Its suicide bombers (many of them Syrians instead of the usual panoply of foreigners) were instrumental in punching through the defenses of the Syrian Army; they now threaten to impose their own blockade on the western, government-held part of the city and have vowed to take over all of Aleppo.
The relatively moderate, U.S.-backed Free Syrian Army and other groups “could not achieve any real breakthrough without the jihadis of … the Army of Conquest,” Hassan Abu Haniyeh, a Jordanian expert on jihadi groups, wrote in an article on the online Arabi21 website.
In the offensive’s aftermath, the jihadists touted the victory as their own.
“The Aleppo battle was a truly divine one. … The lions roared, the heroes of this blessed … Army of Conquest,” Abdullah Muhaysini, top cleric of the Army of Conquest, said during filming of the online show “Syria in One Week” inside the ravaged courtyard of the centuries-old Great Mosque of Aleppo.
Beside him, another cleric, Ibrahim Shasho, spoke of how “scores of the young men” had registered to become suicide bombers and prayed that the fighters would “purify the land of Syria from the filth of infidelity and the Shiites and the Nusayris.”

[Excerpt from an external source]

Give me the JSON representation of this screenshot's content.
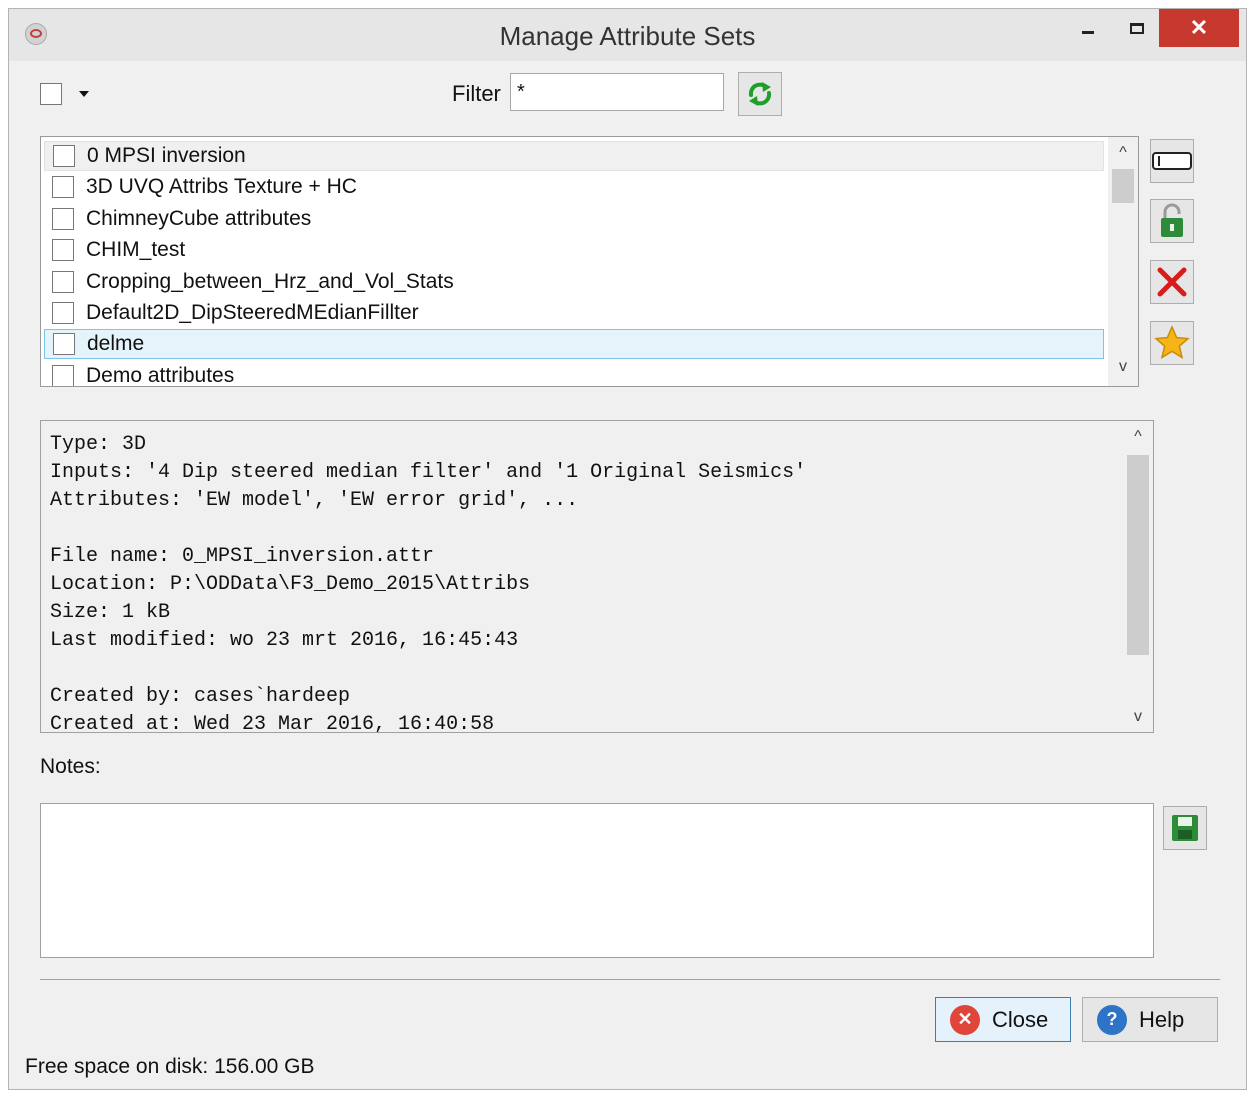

Other groups, including those categorized as moderate by the U.S., had worked with the jihadists to attack from inside the besieged neighborhoods of the city.
“There is a good relationship and coordination among all the factions,” said Capt. Abdul-Razzaq, spokesman of the Nour Din Zinki rebel faction, which until last September was the recipient of U.S. support.
In an interview on social media, he said, “We support unity [with the Army of Conquest] if it is done on good foundations” and serves the aim of “a free Syria.”
Such a move, however, would complicate efforts by the U.S. and Russia, which both have targeted extremists in areas held by groups such as the Front for the Conquest of Syria.
“It underlines the confusion in rebel ranks, where the pro-democratic revolutionary forces are teamed up with Al Qaeda and the West is on the side of Al Qaeda,” said Joshua Landis, a Syria specialist at the University of Oklahoma.
“The fighters on the ground, who have been shopping around for the most effective and appealing group, have gravitated toward [the Front for the Conquest of Syria] and Islamic State. That’s the problem, and most moderate leaders have been trying to put a good face on the jihadi aspect.”
Islamic State is not involved in the battle for Aleppo, although it holds sway in some of its countryside areas. It has formed a third side that has fought both the government and the rebels, despite having an ideology that is similar to some opposition factions.
But for Haniyeh, speaking in a phone interview Tuesday, the battle for Aleppo marks a revival of a Sunni jihad that has no reservations about its sectarian face and no longer is concerned with the approval of Syria’s opposition politicians abroad nor their Western allies.
“There were no objections from the moderate groups regarding the use of Yousef’s name, a sectarian symbol,” Haniyeh said. “There is a jihadi Sunni Arab narrative being formed in Aleppo that uses him, a sectarian symbol, without regard for its international or regional image.”
And even on the homefront, the rebel success has terrified the approximately 1.5 million people living in western, government-held Aleppo.
“Will the jihadists spare the Christians of Aleppo?” Aleppo resident Tony Sakkal asked in an interview with Lebanese newspaper L’Orient Le Jour last week. “Of course not. They’ll cut off our heads.”
Bulos is a special correspondent.